(Requirement) Restate all of the data precisely, omitting nothing.

Items from an interface collection:

════

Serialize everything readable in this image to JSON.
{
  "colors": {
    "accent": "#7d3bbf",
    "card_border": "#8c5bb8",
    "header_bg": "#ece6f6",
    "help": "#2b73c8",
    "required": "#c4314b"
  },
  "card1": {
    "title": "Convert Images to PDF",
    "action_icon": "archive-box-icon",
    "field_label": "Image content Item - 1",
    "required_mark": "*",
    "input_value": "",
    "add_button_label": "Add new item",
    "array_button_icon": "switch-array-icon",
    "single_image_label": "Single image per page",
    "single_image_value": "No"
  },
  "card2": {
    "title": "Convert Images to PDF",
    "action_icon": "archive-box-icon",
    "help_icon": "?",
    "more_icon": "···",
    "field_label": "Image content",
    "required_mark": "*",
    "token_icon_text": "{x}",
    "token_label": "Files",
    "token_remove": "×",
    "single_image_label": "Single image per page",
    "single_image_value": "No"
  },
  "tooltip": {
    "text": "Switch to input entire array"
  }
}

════

(Output)
Serialize everything readable in this image to JSON.
{
  "colors": {
    "accent": "#7d3bbf",
    "card_border": "#8c5bb8",
    "header_bg": "#ece6f6",
    "help": "#2b73c8",
    "required": "#c4314b"
  },
  "card1": {
    "title": "Convert Images to PDF",
    "action_icon": "archive-box-icon",
    "field_label": "Image content Item - 1",
    "required_mark": "*",
    "input_value": "",
    "add_button_label": "Add new item",
    "array_button_icon": "switch-array-icon",
    "single_image_label": "Single image per page",
    "single_image_value": "No"
  },
  "card2": {
    "title": "Convert Images to PDF",
    "action_icon": "archive-box-icon",
    "help_icon": "?",
    "more_icon": "···",
    "field_label": "Image content",
    "required_mark": "*",
    "token_icon_text": "{x}",
    "token_label": "Files",
    "token_remove": "×",
    "single_image_label": "Single image per page",
    "single_image_value": "No"
  },
  "tooltip": {
    "text": "Switch to input entire array"
  }
}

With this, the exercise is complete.